In 1994, Blockbuster was acquired by Viacom for $8.4 billion and at one point had more than 9,000 stores; twenty-five years later there exists just one last store in Bend, Oregon (Brito, 2019). An estimated 7,795 U.S. retail store closures were announced in 2017, surpassing the previous all-time high of 6,163 store closures in 2008 (Kelley, 2018), the year of the financial crisis. And yet, despite these store closures, we continue to watch movies and shop, as the internet, and more specifically Netflix and Amazon, have presented us with more convenient options.
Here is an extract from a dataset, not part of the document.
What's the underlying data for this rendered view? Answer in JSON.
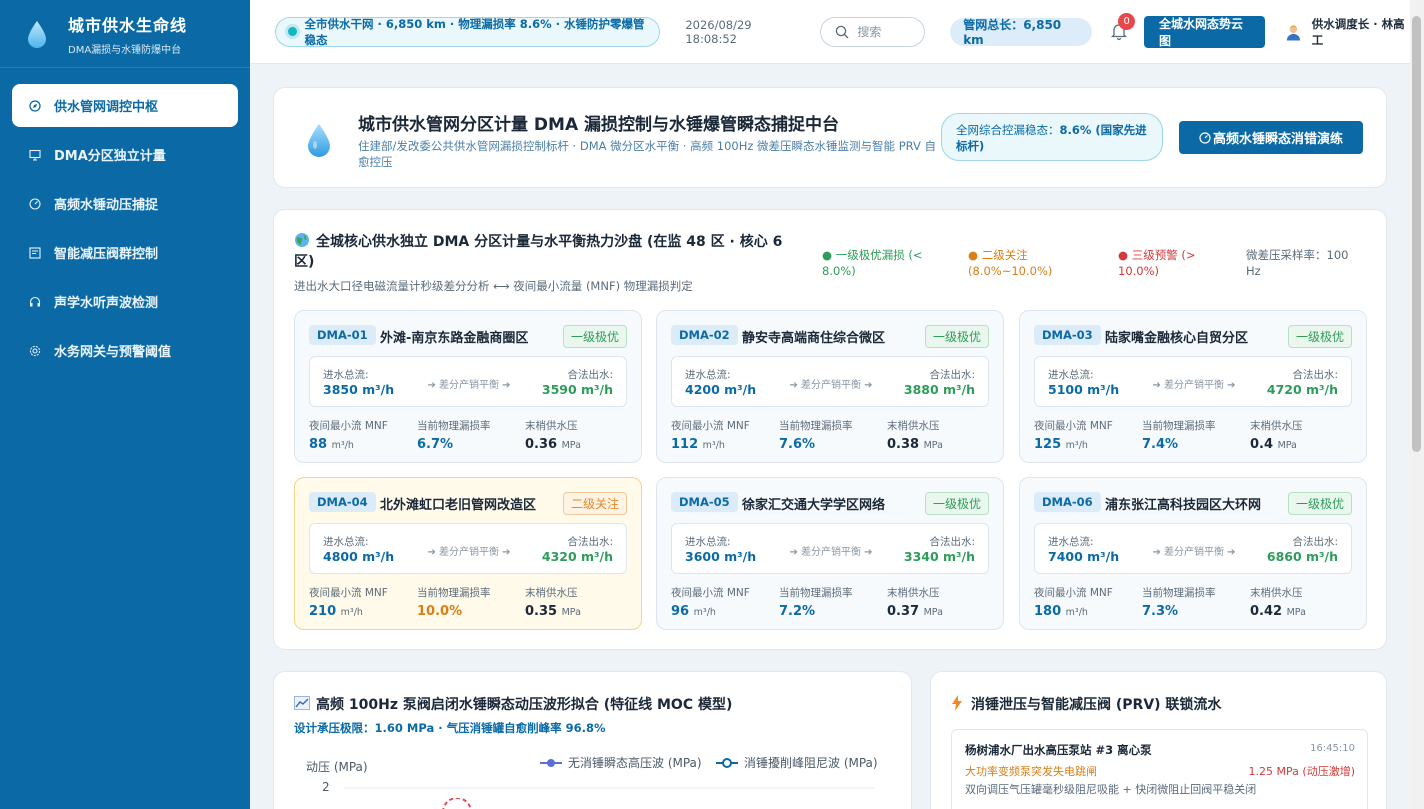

In the digital race for convenience, insurance companies are lagging far behind. At its core, the insurance product is not a product of frequent use–it was designed to be used in emergency situations only. This means that convenience doesn’t deliver a strong effect for insurance as a standalone product, which creates an opening for outside brands to add insurance products to their existing offerings and provide consumers with a level of convenience insurance companies alone can’t match.
Last year, Expedia Group selected AIG to become its global travel insurance provider. “Our work with AIG will help more people go places with confidence and with the knowledge that we are looking out for travelers,” said Aman Bhutani, President, Brand Expedia Group. “Travel can have disruptions, and together with AIG, we are creating real-time, hassle-free solutions aimed at delighting travelers” (Expedia, 2018).
While buying travel insurance online is a convenient solution, adding it while booking your travel is even more convenient, since you can do it with a click of a button. Literally.
Access the full study: Millennials & Modern Insurance here.